Basically, the B1 combines all of the best parts of a studio strobe and a speedlight, and so they’re refusing to call it by either name, preferring to go with “off-camera flash” instead.
Like a speedlight, it is cordless and runs off of its own battery pack. It also offers TTL (through the lens) metering, which allows the unit to automatically adjust its settings based on what your camera is seeing. But unlike a speedlight, this thing has a ton of power: 500 Watt seconds to be exact, or about 10 times more than your average speedlight.
Take a look as photographer Richard Walch puts four of these “speedlights on steroids” through their paces:
What Profoto is trying to do with the B1 is allow speedlight users to take their work to the next level without sacrificing portability and features in the name of power.
At 500Ws, you’ve got plenty of power; if you attach the Air Remote TTL you have the convenience of TTL metering from as far as 100m away (regular sync from as 300m away); and the battery that comes with the B1 will last 220 full power flashes and charge back up in only two hours with the 2.5A battery charger or one hour with the 4.5A charger.
What’s more, the B1 is also fast. Recycle times range from 0.1 seconds at low power to 1.9 seconds at full power, and when you set it to low it can flash as fast as 20 times per second!
Here are a few more photos:
For more info and sample shots of the B1 in action, head over to the Profoto website by clicking here. The B1 and Air Remote TTL-C (denoting Canon compatibility only) are both available starting today, with the B1 going for $2,000 per head and the remote separately for $400.
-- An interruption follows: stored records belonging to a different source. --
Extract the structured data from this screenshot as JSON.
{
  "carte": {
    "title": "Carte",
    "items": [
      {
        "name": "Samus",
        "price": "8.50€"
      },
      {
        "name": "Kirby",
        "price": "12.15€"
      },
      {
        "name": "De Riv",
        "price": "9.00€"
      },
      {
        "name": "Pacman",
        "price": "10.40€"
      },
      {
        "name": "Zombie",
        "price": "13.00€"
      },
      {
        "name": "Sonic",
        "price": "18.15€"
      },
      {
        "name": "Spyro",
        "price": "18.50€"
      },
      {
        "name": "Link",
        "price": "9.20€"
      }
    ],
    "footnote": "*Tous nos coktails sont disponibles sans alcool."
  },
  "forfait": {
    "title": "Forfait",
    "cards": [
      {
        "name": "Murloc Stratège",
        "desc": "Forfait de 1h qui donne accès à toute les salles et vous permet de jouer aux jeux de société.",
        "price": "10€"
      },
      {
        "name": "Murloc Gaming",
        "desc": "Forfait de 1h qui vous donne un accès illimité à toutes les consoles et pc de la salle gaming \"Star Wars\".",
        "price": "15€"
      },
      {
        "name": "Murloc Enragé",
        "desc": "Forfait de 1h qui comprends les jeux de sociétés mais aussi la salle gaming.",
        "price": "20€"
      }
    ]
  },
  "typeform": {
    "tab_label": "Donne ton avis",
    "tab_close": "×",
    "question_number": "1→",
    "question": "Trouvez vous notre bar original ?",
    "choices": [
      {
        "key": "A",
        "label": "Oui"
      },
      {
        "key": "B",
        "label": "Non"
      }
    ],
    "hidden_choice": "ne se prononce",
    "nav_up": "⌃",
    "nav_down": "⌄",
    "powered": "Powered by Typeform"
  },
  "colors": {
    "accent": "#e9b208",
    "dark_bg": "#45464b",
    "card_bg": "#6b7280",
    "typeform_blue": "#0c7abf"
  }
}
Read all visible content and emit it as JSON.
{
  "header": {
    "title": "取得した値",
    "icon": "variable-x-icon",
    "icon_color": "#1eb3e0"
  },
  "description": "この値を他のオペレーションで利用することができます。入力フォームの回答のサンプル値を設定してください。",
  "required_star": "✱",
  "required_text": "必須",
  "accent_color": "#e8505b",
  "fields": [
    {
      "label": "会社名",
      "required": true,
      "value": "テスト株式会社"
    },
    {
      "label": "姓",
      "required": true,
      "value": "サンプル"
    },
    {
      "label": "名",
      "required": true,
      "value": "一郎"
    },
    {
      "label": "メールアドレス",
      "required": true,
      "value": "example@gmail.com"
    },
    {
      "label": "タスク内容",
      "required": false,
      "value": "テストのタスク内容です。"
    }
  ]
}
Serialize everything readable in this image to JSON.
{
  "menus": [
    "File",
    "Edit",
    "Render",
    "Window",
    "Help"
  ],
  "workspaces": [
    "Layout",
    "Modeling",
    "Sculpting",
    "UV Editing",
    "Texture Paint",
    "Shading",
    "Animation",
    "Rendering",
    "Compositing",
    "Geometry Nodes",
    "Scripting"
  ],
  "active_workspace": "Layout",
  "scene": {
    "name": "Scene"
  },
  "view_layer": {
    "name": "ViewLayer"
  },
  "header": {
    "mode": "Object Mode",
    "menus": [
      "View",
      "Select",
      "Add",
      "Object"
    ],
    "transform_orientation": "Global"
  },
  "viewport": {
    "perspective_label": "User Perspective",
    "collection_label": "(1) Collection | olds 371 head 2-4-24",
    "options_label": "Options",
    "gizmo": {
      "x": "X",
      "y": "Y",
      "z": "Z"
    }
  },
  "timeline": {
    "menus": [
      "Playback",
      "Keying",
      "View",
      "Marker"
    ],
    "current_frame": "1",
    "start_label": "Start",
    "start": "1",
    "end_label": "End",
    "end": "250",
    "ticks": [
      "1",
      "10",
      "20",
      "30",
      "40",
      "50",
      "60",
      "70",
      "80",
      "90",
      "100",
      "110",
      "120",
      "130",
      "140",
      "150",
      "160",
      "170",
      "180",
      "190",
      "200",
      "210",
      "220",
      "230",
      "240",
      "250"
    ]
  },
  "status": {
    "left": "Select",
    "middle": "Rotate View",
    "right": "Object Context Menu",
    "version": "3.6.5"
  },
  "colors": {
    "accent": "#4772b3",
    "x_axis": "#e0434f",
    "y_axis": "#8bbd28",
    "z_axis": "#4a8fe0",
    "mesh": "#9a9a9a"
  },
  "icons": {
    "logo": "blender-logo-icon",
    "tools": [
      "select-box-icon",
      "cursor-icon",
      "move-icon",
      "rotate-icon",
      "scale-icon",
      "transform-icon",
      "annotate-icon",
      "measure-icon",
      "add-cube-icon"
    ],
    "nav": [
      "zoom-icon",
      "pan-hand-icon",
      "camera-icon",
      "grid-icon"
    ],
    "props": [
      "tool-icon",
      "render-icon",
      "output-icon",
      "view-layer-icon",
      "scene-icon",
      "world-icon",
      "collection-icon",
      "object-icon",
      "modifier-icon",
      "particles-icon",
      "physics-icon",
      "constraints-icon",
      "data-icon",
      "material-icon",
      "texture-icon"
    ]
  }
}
For now, the TTL functionality is only available for Canon shooters (with E-TTL II support), but Profoto is promising a Nikon version of the Air Remote (the TTL-N, we assume) in 2014.